The Fair Labor Standards Act of 1938 (FLSA) sets the federal standards for minimum wage, overtime, equal pay, recordkeeping and child labor.  But it does not address all the issues that arise when paying an employee. It is silent (gives no information or requirements) on such items as when an employee must be paid or the method that needs to be used.  It explains what is considered hours worked concerning meal periods but does not actually require that an employee be given a meal period. States on the other hand are autonomous when it comes to wage and hour laws within their own borders.  The state may mirror a federal law, exceed it, have a version of the same law with lesser requirements or no law governing an area at all.
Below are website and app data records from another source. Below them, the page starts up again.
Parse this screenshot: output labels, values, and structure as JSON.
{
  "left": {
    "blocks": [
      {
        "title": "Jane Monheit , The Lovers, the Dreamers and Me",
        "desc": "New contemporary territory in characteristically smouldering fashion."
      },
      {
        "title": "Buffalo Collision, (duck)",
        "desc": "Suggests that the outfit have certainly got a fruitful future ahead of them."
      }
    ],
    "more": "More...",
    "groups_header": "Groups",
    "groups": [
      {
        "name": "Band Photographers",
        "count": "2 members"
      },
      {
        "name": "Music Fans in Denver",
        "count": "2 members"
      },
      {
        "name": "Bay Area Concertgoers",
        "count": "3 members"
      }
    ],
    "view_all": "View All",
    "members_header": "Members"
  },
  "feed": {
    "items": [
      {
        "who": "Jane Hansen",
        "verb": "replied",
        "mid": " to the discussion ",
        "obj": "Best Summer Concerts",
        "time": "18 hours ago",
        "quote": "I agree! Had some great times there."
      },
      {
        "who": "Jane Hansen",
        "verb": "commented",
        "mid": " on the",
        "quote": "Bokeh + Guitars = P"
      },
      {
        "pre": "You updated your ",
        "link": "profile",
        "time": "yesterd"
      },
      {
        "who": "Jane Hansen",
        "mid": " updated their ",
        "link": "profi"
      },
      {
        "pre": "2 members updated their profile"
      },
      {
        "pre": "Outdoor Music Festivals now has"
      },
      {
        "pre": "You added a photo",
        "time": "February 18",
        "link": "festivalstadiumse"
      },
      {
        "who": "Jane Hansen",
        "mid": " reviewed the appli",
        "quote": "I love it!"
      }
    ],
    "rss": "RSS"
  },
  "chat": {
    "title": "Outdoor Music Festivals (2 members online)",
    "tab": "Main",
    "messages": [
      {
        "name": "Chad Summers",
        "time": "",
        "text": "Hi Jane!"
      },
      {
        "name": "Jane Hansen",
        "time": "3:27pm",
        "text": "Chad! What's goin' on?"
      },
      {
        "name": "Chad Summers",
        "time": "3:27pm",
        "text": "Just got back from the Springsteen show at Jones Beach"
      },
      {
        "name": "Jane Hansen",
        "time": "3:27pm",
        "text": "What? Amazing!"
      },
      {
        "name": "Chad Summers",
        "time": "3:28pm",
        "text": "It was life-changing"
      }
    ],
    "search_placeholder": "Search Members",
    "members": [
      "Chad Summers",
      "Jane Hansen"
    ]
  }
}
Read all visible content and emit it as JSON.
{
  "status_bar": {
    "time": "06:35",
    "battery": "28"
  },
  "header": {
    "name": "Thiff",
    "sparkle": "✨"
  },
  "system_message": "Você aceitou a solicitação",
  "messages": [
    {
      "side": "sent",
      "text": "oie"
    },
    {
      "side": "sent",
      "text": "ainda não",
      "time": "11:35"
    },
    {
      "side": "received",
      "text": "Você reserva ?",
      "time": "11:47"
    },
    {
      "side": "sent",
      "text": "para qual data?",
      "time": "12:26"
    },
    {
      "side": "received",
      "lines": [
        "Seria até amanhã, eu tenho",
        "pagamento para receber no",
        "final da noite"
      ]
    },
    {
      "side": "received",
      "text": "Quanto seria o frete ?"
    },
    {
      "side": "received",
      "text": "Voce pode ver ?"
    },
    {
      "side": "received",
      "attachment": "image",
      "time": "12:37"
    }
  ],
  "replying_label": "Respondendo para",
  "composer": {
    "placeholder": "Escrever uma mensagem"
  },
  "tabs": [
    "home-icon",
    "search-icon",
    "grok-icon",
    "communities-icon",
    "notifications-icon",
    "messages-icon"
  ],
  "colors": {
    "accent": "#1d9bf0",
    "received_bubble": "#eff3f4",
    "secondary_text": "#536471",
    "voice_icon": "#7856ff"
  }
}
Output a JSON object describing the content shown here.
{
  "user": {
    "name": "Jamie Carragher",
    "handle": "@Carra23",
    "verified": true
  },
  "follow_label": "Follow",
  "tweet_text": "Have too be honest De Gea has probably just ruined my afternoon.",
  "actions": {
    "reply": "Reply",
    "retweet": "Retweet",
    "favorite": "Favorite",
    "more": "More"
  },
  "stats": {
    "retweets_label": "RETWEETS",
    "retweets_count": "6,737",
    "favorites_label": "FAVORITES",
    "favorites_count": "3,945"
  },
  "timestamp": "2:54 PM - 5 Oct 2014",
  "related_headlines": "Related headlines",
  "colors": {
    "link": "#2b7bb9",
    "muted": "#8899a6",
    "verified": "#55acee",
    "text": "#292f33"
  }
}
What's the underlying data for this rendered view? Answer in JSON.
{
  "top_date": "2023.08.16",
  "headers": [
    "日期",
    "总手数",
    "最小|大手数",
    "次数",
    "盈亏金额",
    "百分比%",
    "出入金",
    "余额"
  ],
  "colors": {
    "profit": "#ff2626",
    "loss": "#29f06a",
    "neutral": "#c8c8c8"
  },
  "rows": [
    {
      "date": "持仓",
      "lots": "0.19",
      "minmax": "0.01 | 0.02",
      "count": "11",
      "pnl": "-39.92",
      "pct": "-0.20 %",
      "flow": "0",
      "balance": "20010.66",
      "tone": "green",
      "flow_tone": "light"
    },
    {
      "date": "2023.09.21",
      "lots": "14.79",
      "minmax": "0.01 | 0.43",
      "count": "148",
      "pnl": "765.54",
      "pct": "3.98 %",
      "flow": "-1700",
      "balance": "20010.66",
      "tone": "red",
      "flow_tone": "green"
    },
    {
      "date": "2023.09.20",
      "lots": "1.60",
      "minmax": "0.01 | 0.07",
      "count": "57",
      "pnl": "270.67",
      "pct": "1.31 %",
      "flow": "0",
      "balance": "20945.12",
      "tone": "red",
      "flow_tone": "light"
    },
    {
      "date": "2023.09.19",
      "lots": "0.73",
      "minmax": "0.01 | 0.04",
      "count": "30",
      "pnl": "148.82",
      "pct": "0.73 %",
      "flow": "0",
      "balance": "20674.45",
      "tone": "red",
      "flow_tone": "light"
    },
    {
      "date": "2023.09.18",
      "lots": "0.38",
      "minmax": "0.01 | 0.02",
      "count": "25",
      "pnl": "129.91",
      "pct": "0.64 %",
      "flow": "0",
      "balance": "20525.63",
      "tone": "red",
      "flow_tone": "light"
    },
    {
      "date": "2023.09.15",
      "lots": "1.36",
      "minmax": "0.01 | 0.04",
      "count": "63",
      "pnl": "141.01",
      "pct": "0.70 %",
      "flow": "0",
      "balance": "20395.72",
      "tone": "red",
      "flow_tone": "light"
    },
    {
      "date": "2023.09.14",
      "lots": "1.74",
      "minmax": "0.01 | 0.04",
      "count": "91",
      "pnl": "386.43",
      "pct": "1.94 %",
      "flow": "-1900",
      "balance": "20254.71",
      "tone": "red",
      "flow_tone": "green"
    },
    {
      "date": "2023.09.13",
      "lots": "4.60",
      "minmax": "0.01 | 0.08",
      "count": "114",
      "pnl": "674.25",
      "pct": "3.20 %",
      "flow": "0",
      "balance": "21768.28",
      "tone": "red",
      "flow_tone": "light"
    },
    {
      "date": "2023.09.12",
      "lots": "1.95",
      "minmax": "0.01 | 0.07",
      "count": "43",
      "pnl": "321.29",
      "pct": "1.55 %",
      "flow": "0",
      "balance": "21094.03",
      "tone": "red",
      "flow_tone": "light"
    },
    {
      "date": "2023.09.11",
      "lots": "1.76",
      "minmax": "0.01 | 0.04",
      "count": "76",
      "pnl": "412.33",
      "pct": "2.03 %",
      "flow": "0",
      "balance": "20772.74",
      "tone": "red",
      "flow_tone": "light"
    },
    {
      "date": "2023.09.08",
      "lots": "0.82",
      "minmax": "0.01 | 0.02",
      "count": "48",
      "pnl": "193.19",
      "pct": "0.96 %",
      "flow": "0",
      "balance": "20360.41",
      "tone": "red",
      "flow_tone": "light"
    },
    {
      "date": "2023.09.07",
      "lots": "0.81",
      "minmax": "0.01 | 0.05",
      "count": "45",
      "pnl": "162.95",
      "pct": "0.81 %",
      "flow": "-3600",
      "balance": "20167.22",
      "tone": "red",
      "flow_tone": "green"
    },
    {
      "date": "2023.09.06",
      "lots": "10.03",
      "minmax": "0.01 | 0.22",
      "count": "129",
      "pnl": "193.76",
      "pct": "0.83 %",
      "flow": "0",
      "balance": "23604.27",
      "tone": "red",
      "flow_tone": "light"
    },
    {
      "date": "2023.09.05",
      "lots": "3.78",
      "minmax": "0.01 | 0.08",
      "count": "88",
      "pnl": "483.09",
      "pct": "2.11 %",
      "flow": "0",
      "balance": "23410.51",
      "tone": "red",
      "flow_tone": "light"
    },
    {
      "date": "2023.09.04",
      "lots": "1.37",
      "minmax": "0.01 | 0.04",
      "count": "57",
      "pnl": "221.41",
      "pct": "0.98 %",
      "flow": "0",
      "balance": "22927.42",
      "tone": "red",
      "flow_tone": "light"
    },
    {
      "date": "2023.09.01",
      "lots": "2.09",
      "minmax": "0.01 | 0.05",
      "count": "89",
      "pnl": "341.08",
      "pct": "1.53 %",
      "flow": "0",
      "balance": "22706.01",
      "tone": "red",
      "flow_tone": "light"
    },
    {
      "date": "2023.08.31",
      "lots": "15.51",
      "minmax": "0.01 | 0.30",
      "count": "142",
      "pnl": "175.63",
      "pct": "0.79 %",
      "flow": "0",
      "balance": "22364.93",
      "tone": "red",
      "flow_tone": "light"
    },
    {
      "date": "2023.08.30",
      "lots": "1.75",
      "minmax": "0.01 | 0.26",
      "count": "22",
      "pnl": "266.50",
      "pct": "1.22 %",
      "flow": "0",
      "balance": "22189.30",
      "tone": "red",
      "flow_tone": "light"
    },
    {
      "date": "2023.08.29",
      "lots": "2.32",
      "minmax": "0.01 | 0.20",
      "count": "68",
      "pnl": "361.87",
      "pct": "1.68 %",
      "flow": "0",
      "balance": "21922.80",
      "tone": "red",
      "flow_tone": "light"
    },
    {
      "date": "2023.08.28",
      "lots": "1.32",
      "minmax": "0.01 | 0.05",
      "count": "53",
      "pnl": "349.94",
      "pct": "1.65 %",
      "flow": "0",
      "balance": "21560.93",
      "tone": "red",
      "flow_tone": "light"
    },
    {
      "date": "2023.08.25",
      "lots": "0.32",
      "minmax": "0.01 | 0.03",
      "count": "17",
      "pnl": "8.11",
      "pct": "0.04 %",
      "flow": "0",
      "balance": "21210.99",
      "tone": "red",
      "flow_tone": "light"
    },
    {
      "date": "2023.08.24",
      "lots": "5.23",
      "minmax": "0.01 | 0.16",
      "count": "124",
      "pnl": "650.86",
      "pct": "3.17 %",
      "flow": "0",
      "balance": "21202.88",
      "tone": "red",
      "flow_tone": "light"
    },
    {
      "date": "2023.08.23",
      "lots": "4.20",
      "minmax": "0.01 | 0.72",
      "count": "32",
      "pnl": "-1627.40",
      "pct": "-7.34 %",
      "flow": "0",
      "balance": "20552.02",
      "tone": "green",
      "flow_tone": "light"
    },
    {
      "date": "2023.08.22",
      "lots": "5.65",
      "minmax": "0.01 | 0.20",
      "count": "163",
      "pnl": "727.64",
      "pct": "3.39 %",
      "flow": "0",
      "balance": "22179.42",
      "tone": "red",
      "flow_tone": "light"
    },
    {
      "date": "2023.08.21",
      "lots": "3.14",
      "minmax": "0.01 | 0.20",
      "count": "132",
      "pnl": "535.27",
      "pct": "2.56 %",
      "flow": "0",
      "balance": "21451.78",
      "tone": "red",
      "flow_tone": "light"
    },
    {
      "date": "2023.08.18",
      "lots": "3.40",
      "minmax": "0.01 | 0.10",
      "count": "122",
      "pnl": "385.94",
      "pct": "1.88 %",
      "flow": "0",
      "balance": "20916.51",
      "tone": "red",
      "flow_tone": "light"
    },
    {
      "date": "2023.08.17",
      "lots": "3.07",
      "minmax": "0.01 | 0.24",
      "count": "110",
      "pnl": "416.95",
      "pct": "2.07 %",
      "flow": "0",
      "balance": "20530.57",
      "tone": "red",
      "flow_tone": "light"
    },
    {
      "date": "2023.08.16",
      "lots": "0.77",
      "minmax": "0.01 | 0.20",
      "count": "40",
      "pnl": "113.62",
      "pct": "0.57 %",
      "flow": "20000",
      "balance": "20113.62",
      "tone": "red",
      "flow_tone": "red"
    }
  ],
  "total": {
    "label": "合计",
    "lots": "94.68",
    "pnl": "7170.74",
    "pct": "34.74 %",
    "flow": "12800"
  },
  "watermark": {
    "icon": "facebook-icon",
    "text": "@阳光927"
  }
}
In addition, the state may have a requirement in an area that the FLSA is silent on such as paystubs or rest periods.

For a payroll department to ensure that it is in full compliance with the wage and hour laws it needs to first verify every facet of its payroll process and then verify what laws govern it.  It must start with what are hours worked and how that relates to calculating the gross pay for its employees and follow that through to the rules that governing paycheck distribution and timing. Both federal and state laws need to be included. 

In this blog series we will review 23 general areas that could be covered under a wage and hour law on the federal side, the state side or both. We will start with the more common areas known such as white-collar exemptions and move into lesser known regulations such as paystubs and payday notices. Some areas on the list are strictly a state function and requirement while others are both federal and state.  If a conflict exists between a federal and state law the law establishing the higher standard applies. In other words, the law that gives more money or more time or more benefit to the employee is the winner. It is also important to remember that not only should the labor code be verified but in some states wage orders must also be consulted. Wage orders are a set of wage and hour regulations issued by the state that apply to only a certain industry or group of workers.

In Part 2 of this blog series I will discuss the first six areas to research.